Information shown =

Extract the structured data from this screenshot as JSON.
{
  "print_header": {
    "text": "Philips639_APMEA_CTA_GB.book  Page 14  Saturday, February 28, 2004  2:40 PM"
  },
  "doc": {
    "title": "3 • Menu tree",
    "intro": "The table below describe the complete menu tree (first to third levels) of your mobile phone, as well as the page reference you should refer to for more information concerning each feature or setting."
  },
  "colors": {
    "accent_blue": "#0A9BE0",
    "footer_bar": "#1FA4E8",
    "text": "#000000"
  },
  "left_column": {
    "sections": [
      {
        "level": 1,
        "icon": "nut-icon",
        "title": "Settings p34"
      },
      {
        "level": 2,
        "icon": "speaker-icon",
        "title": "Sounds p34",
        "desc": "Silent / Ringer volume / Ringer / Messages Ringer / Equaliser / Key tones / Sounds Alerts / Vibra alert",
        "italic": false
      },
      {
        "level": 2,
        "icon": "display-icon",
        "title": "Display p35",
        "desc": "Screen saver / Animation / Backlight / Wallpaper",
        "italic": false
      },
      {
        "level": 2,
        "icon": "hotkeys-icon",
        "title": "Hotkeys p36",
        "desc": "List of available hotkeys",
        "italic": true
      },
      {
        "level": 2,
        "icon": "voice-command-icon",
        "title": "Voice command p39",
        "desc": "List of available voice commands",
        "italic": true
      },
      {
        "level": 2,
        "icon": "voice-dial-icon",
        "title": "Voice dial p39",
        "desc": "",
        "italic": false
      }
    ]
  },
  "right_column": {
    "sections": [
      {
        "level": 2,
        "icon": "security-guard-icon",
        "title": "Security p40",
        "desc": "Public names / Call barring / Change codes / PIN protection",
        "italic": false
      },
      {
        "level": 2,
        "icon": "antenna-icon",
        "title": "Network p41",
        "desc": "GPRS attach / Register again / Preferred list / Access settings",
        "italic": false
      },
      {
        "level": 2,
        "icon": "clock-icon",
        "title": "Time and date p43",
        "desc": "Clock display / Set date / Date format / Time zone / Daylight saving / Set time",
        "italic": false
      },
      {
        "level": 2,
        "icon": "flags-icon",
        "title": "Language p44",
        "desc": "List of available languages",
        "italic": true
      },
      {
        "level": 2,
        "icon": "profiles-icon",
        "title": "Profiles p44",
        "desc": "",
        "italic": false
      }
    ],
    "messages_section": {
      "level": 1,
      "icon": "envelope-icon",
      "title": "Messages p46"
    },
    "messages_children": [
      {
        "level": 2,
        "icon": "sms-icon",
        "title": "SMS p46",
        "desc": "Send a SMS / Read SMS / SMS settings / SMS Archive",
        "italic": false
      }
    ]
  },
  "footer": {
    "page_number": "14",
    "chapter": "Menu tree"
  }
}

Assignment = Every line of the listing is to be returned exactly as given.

Written solution =
Extract the structured data from this screenshot as JSON.
{
  "print_header": {
    "text": "Philips639_APMEA_CTA_GB.book  Page 14  Saturday, February 28, 2004  2:40 PM"
  },
  "doc": {
    "title": "3 • Menu tree",
    "intro": "The table below describe the complete menu tree (first to third levels) of your mobile phone, as well as the page reference you should refer to for more information concerning each feature or setting."
  },
  "colors": {
    "accent_blue": "#0A9BE0",
    "footer_bar": "#1FA4E8",
    "text": "#000000"
  },
  "left_column": {
    "sections": [
      {
        "level": 1,
        "icon": "nut-icon",
        "title": "Settings p34"
      },
      {
        "level": 2,
        "icon": "speaker-icon",
        "title": "Sounds p34",
        "desc": "Silent / Ringer volume / Ringer / Messages Ringer / Equaliser / Key tones / Sounds Alerts / Vibra alert",
        "italic": false
      },
      {
        "level": 2,
        "icon": "display-icon",
        "title": "Display p35",
        "desc": "Screen saver / Animation / Backlight / Wallpaper",
        "italic": false
      },
      {
        "level": 2,
        "icon": "hotkeys-icon",
        "title": "Hotkeys p36",
        "desc": "List of available hotkeys",
        "italic": true
      },
      {
        "level": 2,
        "icon": "voice-command-icon",
        "title": "Voice command p39",
        "desc": "List of available voice commands",
        "italic": true
      },
      {
        "level": 2,
        "icon": "voice-dial-icon",
        "title": "Voice dial p39",
        "desc": "",
        "italic": false
      }
    ]
  },
  "right_column": {
    "sections": [
      {
        "level": 2,
        "icon": "security-guard-icon",
        "title": "Security p40",
        "desc": "Public names / Call barring / Change codes / PIN protection",
        "italic": false
      },
      {
        "level": 2,
        "icon": "antenna-icon",
        "title": "Network p41",
        "desc": "GPRS attach / Register again / Preferred list / Access settings",
        "italic": false
      },
      {
        "level": 2,
        "icon": "clock-icon",
        "title": "Time and date p43",
        "desc": "Clock display / Set date / Date format / Time zone / Daylight saving / Set time",
        "italic": false
      },
      {
        "level": 2,
        "icon": "flags-icon",
        "title": "Language p44",
        "desc": "List of available languages",
        "italic": true
      },
      {
        "level": 2,
        "icon": "profiles-icon",
        "title": "Profiles p44",
        "desc": "",
        "italic": false
      }
    ],
    "messages_section": {
      "level": 1,
      "icon": "envelope-icon",
      "title": "Messages p46"
    },
    "messages_children": [
      {
        "level": 2,
        "icon": "sms-icon",
        "title": "SMS p46",
        "desc": "Send a SMS / Read SMS / SMS settings / SMS Archive",
        "italic": false
      }
    ]
  },
  "footer": {
    "page_number": "14",
    "chapter": "Menu tree"
  }
}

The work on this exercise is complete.